The invasion of their town by the murderous monsters started about a week ago. The windows were covered with thick sheets of plywood reinforced by 2×6 pieces of lumber. The door was blocked with several 2x6s that they could slide out if they needed.

“Apparently you think that I can’t hang a picture right.” Sara’s volume now matching his. “It looks fine to me.”

“Did you use a level?”

“Of course I did! If it’s bothering you so badly, why don’t you go get a level and check it?”

“I will,” Calvin spat, but he continued to sit on the couch just staring at the painting,

After a few minutes, Sara jumped up from the couch. “Oh, for crying out loud. I’ll go get the level.” She gasped as she doubled over in pain clutching her abdomen.

“Your incision from the surgery?” There was no concern in his voice.

“The one for the teratoma that almost killed me you mean?” Her sarcasm was biting. She popped open a few of the snaps on her nightgown and stared down at the still healing incision running from her sternum down to her pubic bone. Calvin looked away and didn’t answer.

“Is the level in the closet?” He looked puzzled by the possibility.

She turned and gave him a chilling look. He looked away again. The sound of the glass windows shattering went unnoticed by the arguing couple.

“Of all the things you thought we might need in this room, you thought a level would be one of them?” Calvin asked sarcastically.

“It was already in here and, because you’re so obsessed with this painting, apparently it was necessary.” Sara pulled the level out of the closet and walked toward the painting.

“What’s a tera… whatever?”

“It’s a freaking tumor. Weren’t you listening when the surgeon spoke to us?”

“Oh yeah,” he mumbled. “It had hair and teeth and fingernails and stuff.”

“Of course you heard that part.” Sara rolled her eyes and shook her head.

“What causes that?”

“One of my eggs decided to try to become a baby without the help of your stupid sperm.”

Sara placed the level on top of the painting. “See, it’s perfectly level.”

“Well, it is now! You moved it when you put the level on it.”

“No, I didn’t”

There was a scraping sound on the wood covering the windows.  The couple didn’t seem to hear it.

“Yeah, you did. I saw it move.”

Calvin was still sitting on the couch. He hadn’t moved an inch. Sara threw the level at him as hard as she could, hitting him just above his left eye. He stared at the floor, still not moving as blood trickled down the side of his face.

The splintering of the plywood could be heard throughout the room.

“What was that for?” he asked.

“For being such an ass. That painting was straight and you know it.”

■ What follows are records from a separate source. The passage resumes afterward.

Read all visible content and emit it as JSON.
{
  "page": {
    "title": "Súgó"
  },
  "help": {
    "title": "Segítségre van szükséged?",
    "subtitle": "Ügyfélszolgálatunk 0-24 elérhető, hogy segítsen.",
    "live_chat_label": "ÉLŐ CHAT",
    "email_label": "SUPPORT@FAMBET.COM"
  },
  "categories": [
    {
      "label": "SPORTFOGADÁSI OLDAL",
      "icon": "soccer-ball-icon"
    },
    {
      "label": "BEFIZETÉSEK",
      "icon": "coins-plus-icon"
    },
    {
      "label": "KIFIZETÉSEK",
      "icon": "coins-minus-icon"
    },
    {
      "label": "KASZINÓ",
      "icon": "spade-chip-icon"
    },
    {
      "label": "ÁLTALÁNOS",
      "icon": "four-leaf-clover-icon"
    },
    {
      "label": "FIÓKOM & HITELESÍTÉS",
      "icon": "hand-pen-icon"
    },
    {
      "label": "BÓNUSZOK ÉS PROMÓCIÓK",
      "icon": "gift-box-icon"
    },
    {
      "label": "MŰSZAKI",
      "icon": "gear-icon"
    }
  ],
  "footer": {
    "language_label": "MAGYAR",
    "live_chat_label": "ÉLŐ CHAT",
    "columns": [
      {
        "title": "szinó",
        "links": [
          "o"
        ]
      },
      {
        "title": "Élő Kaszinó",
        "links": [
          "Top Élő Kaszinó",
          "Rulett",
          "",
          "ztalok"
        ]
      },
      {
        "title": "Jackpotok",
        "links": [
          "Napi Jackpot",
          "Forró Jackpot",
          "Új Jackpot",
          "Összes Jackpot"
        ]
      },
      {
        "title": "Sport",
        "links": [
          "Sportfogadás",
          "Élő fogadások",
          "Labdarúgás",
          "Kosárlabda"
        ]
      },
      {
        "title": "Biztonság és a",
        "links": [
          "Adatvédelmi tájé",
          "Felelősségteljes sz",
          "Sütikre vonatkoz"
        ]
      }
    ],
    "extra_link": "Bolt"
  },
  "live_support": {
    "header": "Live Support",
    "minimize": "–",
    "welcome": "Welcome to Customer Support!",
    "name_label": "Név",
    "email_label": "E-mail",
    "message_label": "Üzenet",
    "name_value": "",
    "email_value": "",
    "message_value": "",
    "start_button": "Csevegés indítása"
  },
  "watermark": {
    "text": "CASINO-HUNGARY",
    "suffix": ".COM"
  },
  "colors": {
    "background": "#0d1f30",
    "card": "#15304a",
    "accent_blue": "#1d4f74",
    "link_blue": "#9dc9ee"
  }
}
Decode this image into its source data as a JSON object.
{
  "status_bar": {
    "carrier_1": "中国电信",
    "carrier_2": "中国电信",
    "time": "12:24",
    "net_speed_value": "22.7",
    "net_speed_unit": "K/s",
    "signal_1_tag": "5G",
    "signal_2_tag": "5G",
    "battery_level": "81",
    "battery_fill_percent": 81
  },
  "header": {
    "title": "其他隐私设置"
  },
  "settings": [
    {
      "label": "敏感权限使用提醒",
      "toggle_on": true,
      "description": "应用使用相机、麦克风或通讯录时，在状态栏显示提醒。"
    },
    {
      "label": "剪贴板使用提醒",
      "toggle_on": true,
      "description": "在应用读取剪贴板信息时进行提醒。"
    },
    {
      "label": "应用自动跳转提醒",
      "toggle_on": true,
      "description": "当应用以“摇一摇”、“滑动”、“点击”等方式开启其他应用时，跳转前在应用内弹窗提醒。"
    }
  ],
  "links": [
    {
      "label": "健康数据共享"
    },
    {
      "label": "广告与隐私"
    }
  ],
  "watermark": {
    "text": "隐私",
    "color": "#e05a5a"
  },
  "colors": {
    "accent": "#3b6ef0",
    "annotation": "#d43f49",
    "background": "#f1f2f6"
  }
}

“No, it wasn’t, but it is now.”

“Yes, it was. I just proved it.”

“No, you straightened it.” Blood continued to trickle down his face but he still didn’t move.

“No, I didn’t,” Sara screamed.

The first night stalker burst through the splintered Plywood.  Sara and Calvin stared at the monster in shock, then they turned towards each other. They knew it was the end.

Minutes later their lifeless, blood drained bodies lay on the floor with their dead eyes fixed on the painting about which they had been arguing.


copyright ©2017 Liz Leighton All Rights Reserved

All in a Day’s Work

Billy had just arrived at the work sight in the dump truck. There was a rumble overhead and suddenly fish began to fall from the sky. The workers ran for cover while Billy sat safely in the cab of the truck. His jaw dropped and his eyes widened as he watched with astonishment.

There weren’t just a few fish. There was a ton of fish. The fish continued to fall for a full ten minutes or maybe more. Just as suddenly as it started, it stopped.

The crew peered out from the places they had sought shelter. Finally, they began to emerge one by one.  They carefully stepped over and around the fish which were strewn across the work sight while staring up at the sky warily.

Billy got out of his cab and then noticed the back of the dump truck was full of fish. They were still alive and flopping around. He turned to the foreman and said “I’m not picking up any gravel today. I’ve got fish to sell. Where’s the closest place to buy ice?”


copyright ©2017 Liz Leighton All Rights Reserved